What Is An Ultrasound?
An ultrasound test is a radiology technique, which uses high- frequency sound waves to produce images of the organs and structures of the body. The sound waves are sent through body tissues with a device called a transducer. The transducer is placed directly on top of the skin, which has a gel applied to the surface. The sound waves that are sent by the transducer through the body are then reflected by internal structures as "echoes." These echoes return to the transducer and are transmitted electrically onto a viewing monitor. The echo images are then recorded on a plane film and can also be recorded on videotape.
After the ultrasound, the gel is easily wiped off. The technical term for ultrasound testing and recording is "sonography." Ultrasound testing is painless and harmless. Ultrasound tests involve no radiation and studies have not revealed any adverse effects. For what purposes are ultrasounds performed? Ultrasound examinations can be used in various areas of the body for a variety of purposes.
These purposes include examination of the chest, abdomen, blood vessels (such as to detect blood clots in leg veins) and the evaluation of pregnancy. In the chest, ultrasound can be used to obtain detailed images of the size and function of the heart. Ultrasound can detect abnormalities of the heart valves, such as mitral valve prolapse, aortic stenosis, and infection (endocarditis). Ultrasound is commonly used to guide fluid withdrawal (aspiration) from the chest, lungs, or around the heart. Ultrasound is also commonly used to examine internal structures of the abdomen. Gallstones in the gallbladder are easily detected, as are kidney stones. The size and structure of the kidneys, the ureters, liver, spleen, pancreas, and aorta within the abdomen can be examined. Ultrasound can detect fluid, cysts, tumors or abscess in the abdomen or liver. Impaired blood flow from clots or arteriosclerosis in the legs can be detected by ultrasound. Aneurysms of the aorta can also be seen.

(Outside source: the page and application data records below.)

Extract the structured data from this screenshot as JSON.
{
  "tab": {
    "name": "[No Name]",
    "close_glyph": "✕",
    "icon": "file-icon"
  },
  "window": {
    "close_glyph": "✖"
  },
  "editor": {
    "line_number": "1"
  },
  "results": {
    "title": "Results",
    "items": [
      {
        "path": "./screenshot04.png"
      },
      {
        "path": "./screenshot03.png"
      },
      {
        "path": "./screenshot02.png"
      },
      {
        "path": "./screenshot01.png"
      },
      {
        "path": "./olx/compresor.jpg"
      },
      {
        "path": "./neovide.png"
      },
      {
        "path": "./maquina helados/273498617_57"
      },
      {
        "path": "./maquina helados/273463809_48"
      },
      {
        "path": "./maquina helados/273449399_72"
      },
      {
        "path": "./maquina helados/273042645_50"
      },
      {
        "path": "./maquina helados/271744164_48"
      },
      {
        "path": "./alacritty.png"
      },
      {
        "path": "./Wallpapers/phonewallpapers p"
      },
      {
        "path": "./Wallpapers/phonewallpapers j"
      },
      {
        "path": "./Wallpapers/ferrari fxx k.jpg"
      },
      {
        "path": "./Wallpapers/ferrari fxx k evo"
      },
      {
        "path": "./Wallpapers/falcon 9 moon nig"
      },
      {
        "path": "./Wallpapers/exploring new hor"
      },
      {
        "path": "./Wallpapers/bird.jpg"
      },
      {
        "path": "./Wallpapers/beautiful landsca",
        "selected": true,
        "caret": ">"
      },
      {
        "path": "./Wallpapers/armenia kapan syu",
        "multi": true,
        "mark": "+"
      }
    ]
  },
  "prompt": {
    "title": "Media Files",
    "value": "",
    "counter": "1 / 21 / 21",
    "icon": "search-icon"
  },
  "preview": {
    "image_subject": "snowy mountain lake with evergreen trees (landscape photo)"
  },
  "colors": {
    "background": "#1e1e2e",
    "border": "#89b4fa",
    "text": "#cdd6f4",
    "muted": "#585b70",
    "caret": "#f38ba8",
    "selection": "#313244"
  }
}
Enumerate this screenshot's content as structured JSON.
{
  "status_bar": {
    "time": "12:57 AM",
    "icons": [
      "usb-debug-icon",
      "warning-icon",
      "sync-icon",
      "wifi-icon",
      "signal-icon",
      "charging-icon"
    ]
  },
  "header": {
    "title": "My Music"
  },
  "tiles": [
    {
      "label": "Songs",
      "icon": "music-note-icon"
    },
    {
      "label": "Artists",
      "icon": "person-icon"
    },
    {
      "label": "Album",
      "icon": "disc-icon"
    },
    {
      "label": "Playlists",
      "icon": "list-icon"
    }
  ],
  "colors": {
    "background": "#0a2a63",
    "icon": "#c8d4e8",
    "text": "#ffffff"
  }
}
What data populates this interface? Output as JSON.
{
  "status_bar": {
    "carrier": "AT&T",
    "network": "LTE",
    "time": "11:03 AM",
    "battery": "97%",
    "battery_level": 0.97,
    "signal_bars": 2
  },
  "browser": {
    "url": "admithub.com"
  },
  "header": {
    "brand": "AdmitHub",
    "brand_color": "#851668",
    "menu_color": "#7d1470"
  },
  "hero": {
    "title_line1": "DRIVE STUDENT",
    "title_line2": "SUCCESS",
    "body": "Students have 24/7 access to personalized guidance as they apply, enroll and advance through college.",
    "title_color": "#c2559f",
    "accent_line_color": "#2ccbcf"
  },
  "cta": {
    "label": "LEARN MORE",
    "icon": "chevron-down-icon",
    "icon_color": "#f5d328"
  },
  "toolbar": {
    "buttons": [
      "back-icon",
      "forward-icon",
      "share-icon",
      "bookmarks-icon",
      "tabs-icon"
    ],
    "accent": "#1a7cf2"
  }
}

Ultrasound is also commonly used to evaluate the structure of the thyroid gland in the neck. During pregnancy, an ultrasound can be used to evaluate the size, gender, movement, and position of the growing baby. The baby's heart is usually visible early, and as the baby ages, body motion becomes more apparent. The baby can often be visualized by the mother during the ultrasound, and the gender of the baby is sometimes detectable. How do patients prepare for an ultrasound? Preparation for ultrasound is minimal. Generally, if internal organs such as the gallbladder are to be examined, patients are requested to avoid eating and drinking with the exception of water for six to eight hours prior to the examination. This is because food causes gallbladder contraction, minimizing the size, which would be visible during the ultrasound. In preparation for examination of the baby and womb during pregnancy, it is recommended that mothers drink at least four to six glasses of water approximately one to two hours prior to the examination for the purpose of filling the bladder. The extra fluid in the bladder moves air-filled bowel loops away from the womb so that the baby and womb are more visible during the ultrasound test. How are results transmitted to the patient and doctor? The ultrasound is generally performed by a technician.
The technician will notice preliminary structures and may point out several of these structures during the examination. The official reading of the ultrasound is given by a radiologist, a physician who is an expert at interpreting ultrasound images. The radiologist records the interpretation and transmits it to the practitioner requesting the test. Occasionally, during the ultrasound test the radiologist will ask questions of the patient and/or perform an examination in order to further define the purpose for which the test is ordered or to clarify preliminary findings. Plain x-rays might be ordered to further evaluate early findings. A summary of results of all of the above is reported to the practitioner who requested the ultrasound. They then are discussed with the patient in the context of overall health status.